By the way, don’t be afraid of negative space. Leave some white spaces on the painting. It helps to lighten the rest colors.

Make sure you let each color dry before applying another color next to it.

 

abstract painting tutorial

Before you know it, you’ll have a beautiful, chaotic mess of color on your canvas. It’s exciting, right?

Get it hanged up and add a pop of color to any room in your house.

To those of you who celebrated, Happy Easter. To those of you who don’t, Happy Spring!

Either way, I hope you enjoyed this tutorial and I’d love to see your spring-inspired paintings.

Be sure to check out the other Craft Challenge bloggers’ DIY projects!

Check out Emily’s beautiful wire flower on canvas and Erika’s springtime craft, too!

DIY Watercolor Bookmarks

watercolor bookmarks

I know that e-readers are popular. I love my Kindle. But there is something about opening a real book and flipping the pages while getting a whiff of each one.

E-readers are great but, for me, nothing will ever replace the experience of a physical book. That’s why I am always reading a few books at a time, one on my Kindle and one with real pages.

Recently though, I misplaced my bookmark so I had to find a replacement. Why buy one when I can make one, right? So I decided on watercolor bookmarks. They’re quick and easy and I can make a bunch of them fairly quickly.

If you like the ones pictured above and might want to make your own, keep reading.

Materials for watercolor bookmarks

DIY watercolor bookmark materials

  • ruler
  • pencil
  • marker
  • scissors
  • paint brush
  • watercolor paper
  • watercolor paints

 

bookmark cut outs

Step 1

Measure and cut out your soon-to-be bookmarks.

Mine were smaller than the typical bookmark. They’re about 1.5″ wide by about 4″ long.

 

watercolor

Step 2

Pick two watercolor paints and blend them together.

In the image above I used pink/purple and yellow/orange. I started at the top and moved down along the right side with one color and then flipped the bookmark upside down and repeated with the other color. Then blended them in the middle.

If you’re unfamiliar with watercolor, this video is great for beginner instruction.

Let it dry. It shouldn’t take more than a few minutes.

 

watercolor bookmarks

Step 3

Using a marker, draw a design you like or write a quote on your bookmark.

 

DIY watercolor bookmarks

When you’re done you will have something like these. They’re colorful, possibly inspirational and something you’ve made by yourself. You could make them with your kids too! The Happy Hooligans blog has a fun tutorial on how to use Sharpies and rubbing alcohol to make pretty neat bookmarks.

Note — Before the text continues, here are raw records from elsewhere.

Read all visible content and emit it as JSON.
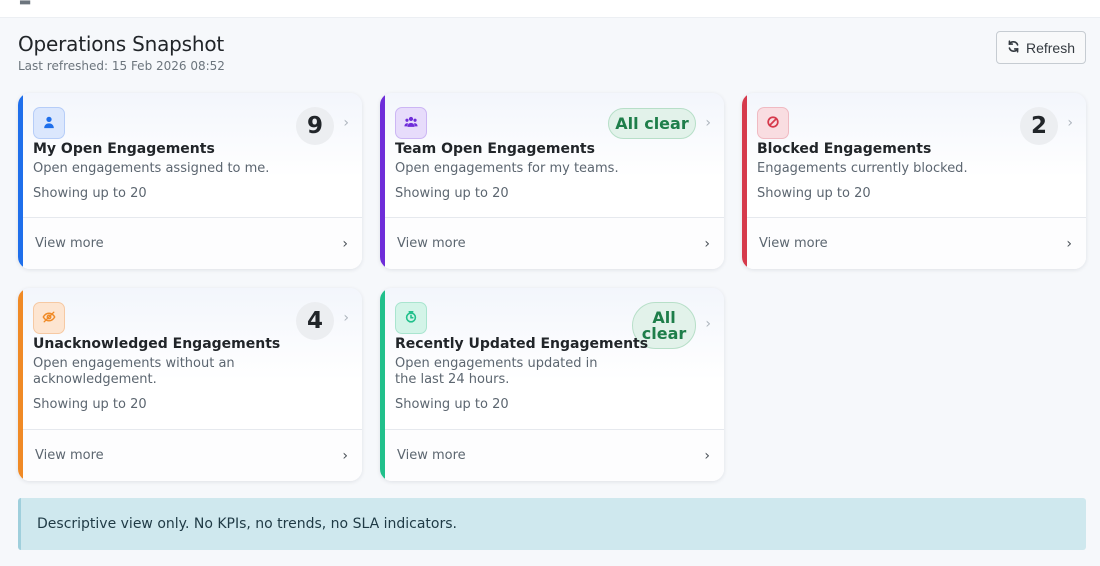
{
  "header": {
    "title": "Operations Snapshot",
    "last_refreshed": "Last refreshed: 15 Feb 2026 08:52",
    "refresh_label": "Refresh"
  },
  "cards": [
    {
      "title": "My Open Engagements",
      "description": "Open engagements assigned to me.",
      "limit": "Showing up to 20",
      "count": "9",
      "view_more": "View more",
      "icon": "user-icon",
      "accent": "#1f6feb"
    },
    {
      "title": "Team Open Engagements",
      "description": "Open engagements for my teams.",
      "limit": "Showing up to 20",
      "count": "All clear",
      "view_more": "View more",
      "icon": "users-icon",
      "accent": "#6f2dd9"
    },
    {
      "title": "Blocked Engagements",
      "description": "Engagements currently blocked.",
      "limit": "Showing up to 20",
      "count": "2",
      "view_more": "View more",
      "icon": "ban-icon",
      "accent": "#d63a4c"
    },
    {
      "title": "Unacknowledged Engagements",
      "description": "Open engagements without an acknowledgement.",
      "limit": "Showing up to 20",
      "count": "4",
      "view_more": "View more",
      "icon": "eye-slash-icon",
      "accent": "#f08a26"
    },
    {
      "title": "Recently Updated Engagements",
      "description": "Open engagements updated in the last 24 hours.",
      "limit": "Showing up to 20",
      "count": "All clear",
      "view_more": "View more",
      "icon": "clock-icon",
      "accent": "#21c08b"
    }
  ],
  "notice": "Descriptive view only. No KPIs, no trends, no SLA indicators.",
  "glyphs": {
    "chevron": "›"
  }
}
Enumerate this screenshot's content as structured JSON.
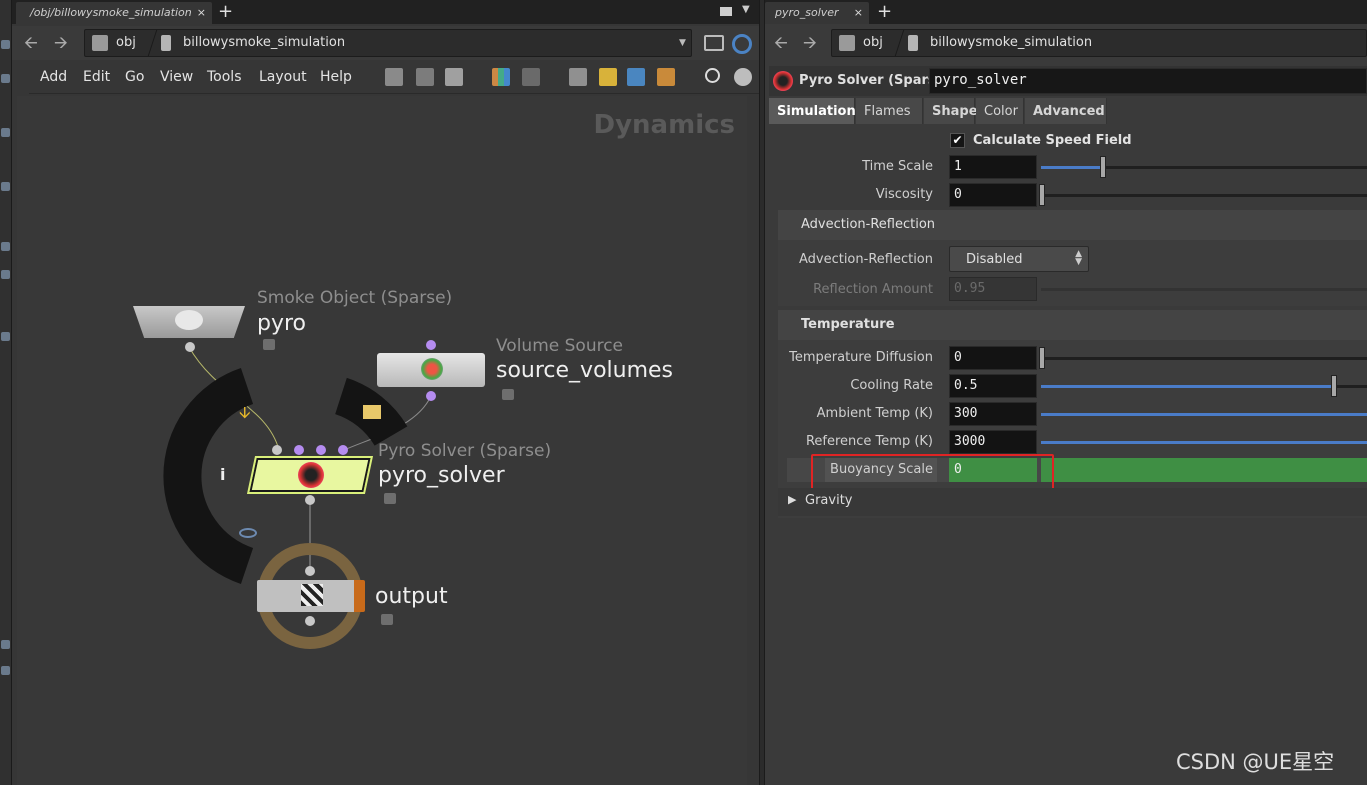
{
  "network": {
    "tab_path": "/obj/billowysmoke_simulation",
    "path": {
      "root": "obj",
      "current": "billowysmoke_simulation"
    },
    "menus": [
      "Add",
      "Edit",
      "Go",
      "View",
      "Tools",
      "Layout",
      "Help"
    ],
    "context_label": "Dynamics",
    "nodes": {
      "smoke": {
        "type": "Smoke Object (Sparse)",
        "name": "pyro"
      },
      "volume": {
        "type": "Volume Source",
        "name": "source_volumes"
      },
      "solver": {
        "type": "Pyro Solver (Sparse)",
        "name": "pyro_solver"
      },
      "output": {
        "name": "output"
      }
    },
    "ring_info": "i"
  },
  "params": {
    "tab": "pyro_solver",
    "path": {
      "root": "obj",
      "current": "billowysmoke_simulation"
    },
    "node_type": "Pyro Solver (Sparse)",
    "node_name": "pyro_solver",
    "tabs": [
      "Simulation",
      "Flames",
      "Shape",
      "Color",
      "Advanced"
    ],
    "active_tab": "Simulation",
    "calc_speed_label": "Calculate Speed Field",
    "time_scale": {
      "label": "Time Scale",
      "value": "1",
      "fraction": 0.19
    },
    "viscosity": {
      "label": "Viscosity",
      "value": "0",
      "fraction": 0
    },
    "advection_section": "Advection-Reflection",
    "advection": {
      "label": "Advection-Reflection",
      "value": "Disabled"
    },
    "reflection": {
      "label": "Reflection Amount",
      "value": "0.95"
    },
    "temp_section": "Temperature",
    "temp_diffusion": {
      "label": "Temperature Diffusion",
      "value": "0",
      "fraction": 0
    },
    "cooling": {
      "label": "Cooling Rate",
      "value": "0.5",
      "fraction": 0.9
    },
    "ambient": {
      "label": "Ambient Temp (K)",
      "value": "300"
    },
    "reference": {
      "label": "Reference Temp (K)",
      "value": "3000"
    },
    "buoyancy": {
      "label": "Buoyancy Scale",
      "value": "0"
    },
    "gravity_section": "Gravity"
  },
  "watermark": "CSDN @UE星空",
  "colors": {
    "highlight": "#e02424",
    "buoyancy_bar": "#3f8f44",
    "selected_node": "#e8f7a0"
  }
}
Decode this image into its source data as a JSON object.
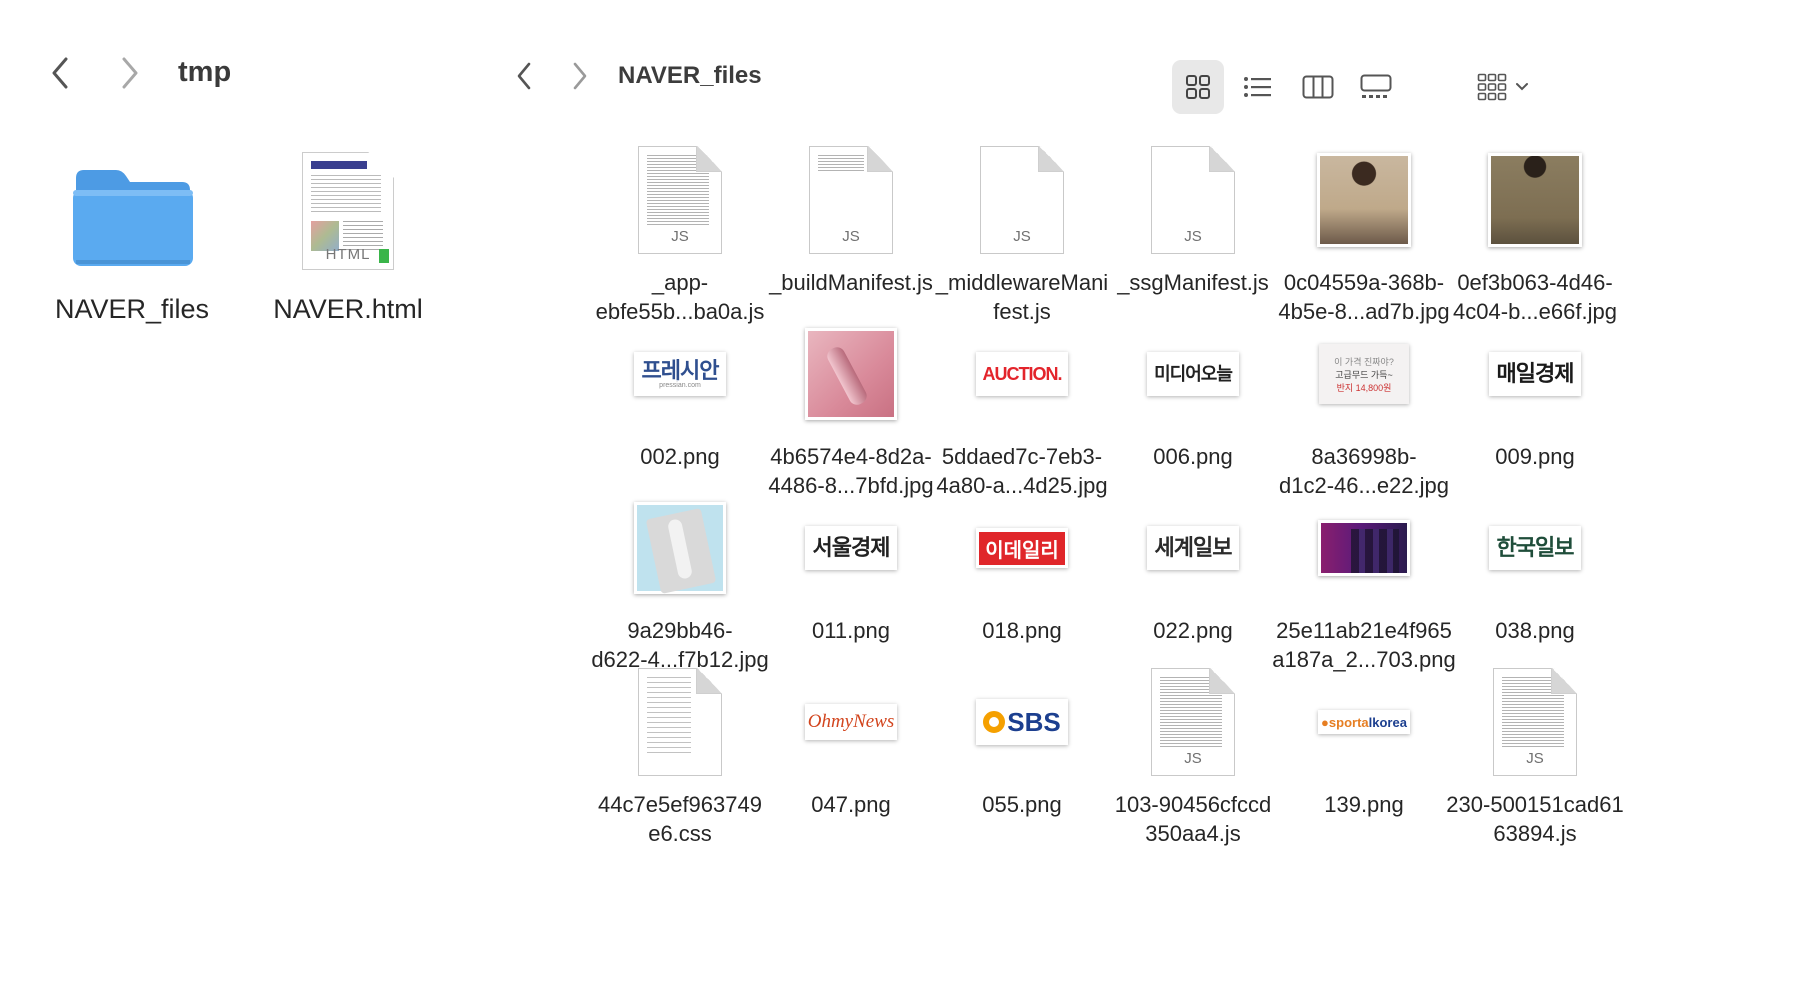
{
  "left_window": {
    "title": "tmp",
    "items": [
      {
        "name": "NAVER_files",
        "kind": "folder-icon"
      },
      {
        "name": "NAVER.html",
        "kind": "html-document-icon",
        "badge": "HTML"
      }
    ]
  },
  "right_window": {
    "title": "NAVER_files",
    "view_modes": [
      "icon-view",
      "list-view",
      "column-view",
      "gallery-view"
    ],
    "active_view": "icon-view",
    "group_menu": "group-by-menu"
  },
  "files": [
    {
      "line1": "_app-",
      "line2": "ebfe55b...ba0a.js",
      "kind": "js",
      "tag": "JS"
    },
    {
      "line1": "_buildManifest.js",
      "line2": "",
      "kind": "js-short",
      "tag": "JS"
    },
    {
      "line1": "_middlewareMani",
      "line2": "fest.js",
      "kind": "js-blank",
      "tag": "JS"
    },
    {
      "line1": "_ssgManifest.js",
      "line2": "",
      "kind": "js-tiny",
      "tag": "JS"
    },
    {
      "line1": "0c04559a-368b-",
      "line2": "4b5e-8...ad7b.jpg",
      "kind": "photo-beige"
    },
    {
      "line1": "0ef3b063-4d46-",
      "line2": "4c04-b...e66f.jpg",
      "kind": "photo-olive"
    },
    {
      "line1": "002.png",
      "line2": "",
      "kind": "logo",
      "logo_text": "프레시안",
      "logo_sub": "pressian.com",
      "color": "#2f4f8f"
    },
    {
      "line1": "4b6574e4-8d2a-",
      "line2": "4486-8...7bfd.jpg",
      "kind": "photo-pink"
    },
    {
      "line1": "5ddaed7c-7eb3-",
      "line2": "4a80-a...4d25.jpg",
      "kind": "logo",
      "logo_text": "AUCTION.",
      "color": "#e3242b"
    },
    {
      "line1": "006.png",
      "line2": "",
      "kind": "logo",
      "logo_text": "미디어오늘",
      "color": "#222222"
    },
    {
      "line1": "8a36998b-",
      "line2": "d1c2-46...e22.jpg",
      "kind": "ad",
      "logo_text": "고급무드 가득~",
      "logo_sub": "반지 14,800원",
      "color": "#444444"
    },
    {
      "line1": "009.png",
      "line2": "",
      "kind": "logo",
      "logo_text": "매일경제",
      "color": "#1a1a1a"
    },
    {
      "line1": "9a29bb46-",
      "line2": "d622-4...f7b12.jpg",
      "kind": "photo-mattress"
    },
    {
      "line1": "011.png",
      "line2": "",
      "kind": "logo",
      "logo_text": "서울경제",
      "color": "#222222"
    },
    {
      "line1": "018.png",
      "line2": "",
      "kind": "logo-red",
      "logo_text": "이데일리",
      "color": "#e0262a"
    },
    {
      "line1": "022.png",
      "line2": "",
      "kind": "logo",
      "logo_text": "세계일보",
      "color": "#2b2b2b"
    },
    {
      "line1": "25e11ab21e4f965",
      "line2": "a187a_2...703.png",
      "kind": "photo-purple"
    },
    {
      "line1": "038.png",
      "line2": "",
      "kind": "logo",
      "logo_text": "한국일보",
      "color": "#1f4d3a"
    },
    {
      "line1": "44c7e5ef963749",
      "line2": "e6.css",
      "kind": "css"
    },
    {
      "line1": "047.png",
      "line2": "",
      "kind": "logo-italic",
      "logo_text": "OhmyNews",
      "color": "#d2451e"
    },
    {
      "line1": "055.png",
      "line2": "",
      "kind": "logo-sbs",
      "logo_text": "SBS",
      "color": "#1c3f8f"
    },
    {
      "line1": "103-90456cfccd",
      "line2": "350aa4.js",
      "kind": "js",
      "tag": "JS"
    },
    {
      "line1": "139.png",
      "line2": "",
      "kind": "logo-sport",
      "logo_text": "sportalkorea",
      "color": "#e67e22"
    },
    {
      "line1": "230-500151cad61",
      "line2": "63894.js",
      "kind": "js",
      "tag": "JS"
    }
  ],
  "colors": {
    "folder": "#5aaaf0",
    "folder_tab": "#4d9be4",
    "active_toolbar": "#e8e8e8"
  }
}
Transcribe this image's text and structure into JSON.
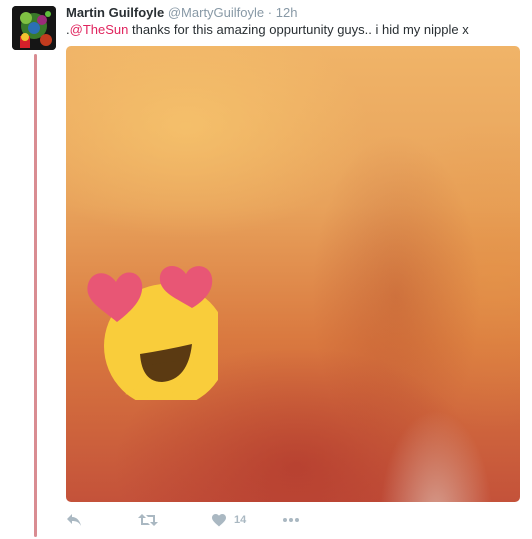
{
  "tweet": {
    "author_name": "Martin Guilfoyle",
    "author_handle": "@MartyGuilfoyle",
    "separator": "·",
    "time": "12h",
    "text_prefix": ".",
    "mention": "@TheSun",
    "text_body": " thanks for this amazing oppurtunity guys.. i hid my nipple x",
    "like_count": "14"
  },
  "colors": {
    "mention": "#e0245e",
    "thread_line": "#d98c92",
    "action_icons": "#aab8c2",
    "meta_text": "#8899a6"
  },
  "icons": {
    "reply": "reply-icon",
    "retweet": "retweet-icon",
    "like": "heart-icon",
    "more": "more-icon",
    "media_emoji": "heart-eyes-emoji"
  }
}
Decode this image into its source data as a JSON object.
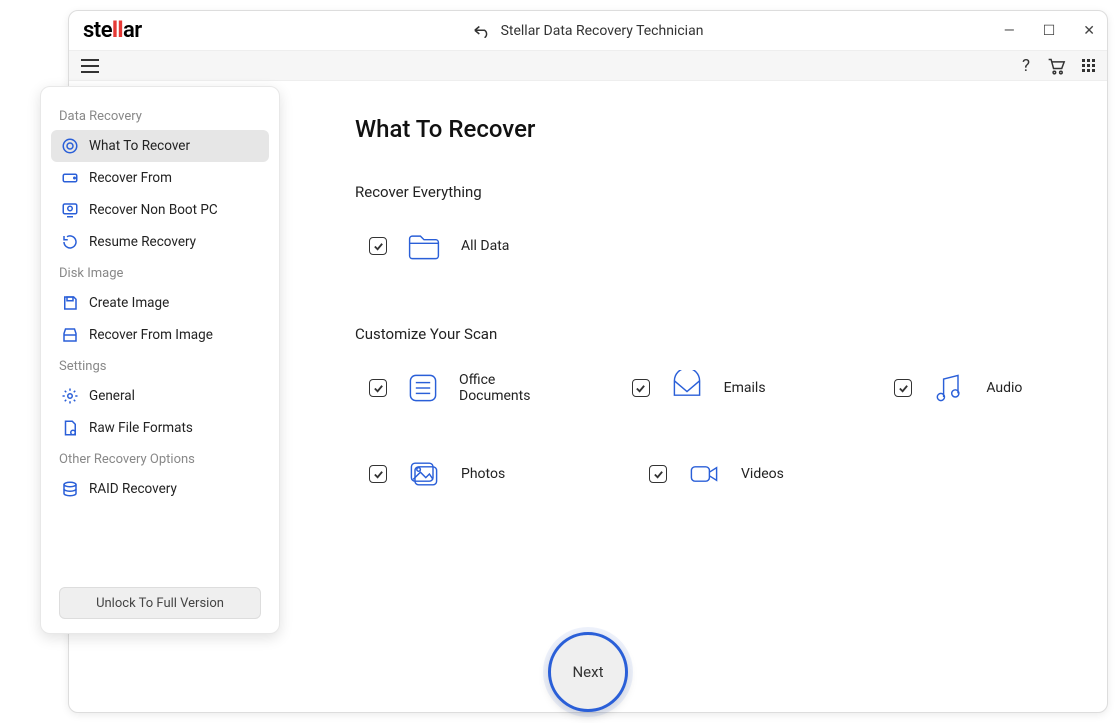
{
  "window": {
    "app_name_prefix": "ste",
    "app_name_accent": "ll",
    "app_name_suffix": "ar",
    "title": "Stellar Data Recovery Technician"
  },
  "sidebar": {
    "groups": [
      {
        "title": "Data Recovery",
        "items": [
          {
            "label": "What To Recover",
            "active": true
          },
          {
            "label": "Recover From"
          },
          {
            "label": "Recover Non Boot PC"
          },
          {
            "label": "Resume Recovery"
          }
        ]
      },
      {
        "title": "Disk Image",
        "items": [
          {
            "label": "Create Image"
          },
          {
            "label": "Recover From Image"
          }
        ]
      },
      {
        "title": "Settings",
        "items": [
          {
            "label": "General"
          },
          {
            "label": "Raw File Formats"
          }
        ]
      },
      {
        "title": "Other Recovery Options",
        "items": [
          {
            "label": "RAID Recovery"
          }
        ]
      }
    ],
    "unlock_label": "Unlock To Full Version"
  },
  "main": {
    "heading": "What To Recover",
    "section1_title": "Recover Everything",
    "all_data_label": "All Data",
    "section2_title": "Customize Your Scan",
    "options": {
      "office": "Office Documents",
      "emails": "Emails",
      "audio": "Audio",
      "photos": "Photos",
      "videos": "Videos"
    },
    "next_label": "Next"
  }
}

Try to get creative if you’re up for a challenge. Use a decorative hole punch to cut out the edges, use shades of the same color, experiment with typography… whatever you can think of. It’s a fun, quick project and you have nothing to lose.

Let me know what you think! I’d love you hear your ideas or how you might decorate a bookmark.